== WHAT YOU SHOULD DO ==
Search the entries below for the word "Select" and copy each line that has it.

Page and application data records
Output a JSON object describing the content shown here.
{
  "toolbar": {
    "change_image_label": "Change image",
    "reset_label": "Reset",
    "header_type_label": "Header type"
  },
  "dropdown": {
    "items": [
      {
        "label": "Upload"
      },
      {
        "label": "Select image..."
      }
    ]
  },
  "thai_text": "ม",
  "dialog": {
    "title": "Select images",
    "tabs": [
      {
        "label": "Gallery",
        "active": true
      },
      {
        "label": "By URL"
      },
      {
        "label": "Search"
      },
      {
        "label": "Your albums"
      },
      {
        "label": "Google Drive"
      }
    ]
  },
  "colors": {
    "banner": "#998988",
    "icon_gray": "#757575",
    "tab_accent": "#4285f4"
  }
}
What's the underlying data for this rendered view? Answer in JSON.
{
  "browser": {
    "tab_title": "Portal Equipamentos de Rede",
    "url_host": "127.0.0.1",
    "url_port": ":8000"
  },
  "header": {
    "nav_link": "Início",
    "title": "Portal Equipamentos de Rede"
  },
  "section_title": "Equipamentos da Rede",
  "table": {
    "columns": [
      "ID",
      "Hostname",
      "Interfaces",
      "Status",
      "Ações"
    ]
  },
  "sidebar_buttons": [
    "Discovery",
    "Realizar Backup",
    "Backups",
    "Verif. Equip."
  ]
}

== OUTPUT FOR THIS EXERCISE ==
        "label": "Select image..."
    "title": "Select images",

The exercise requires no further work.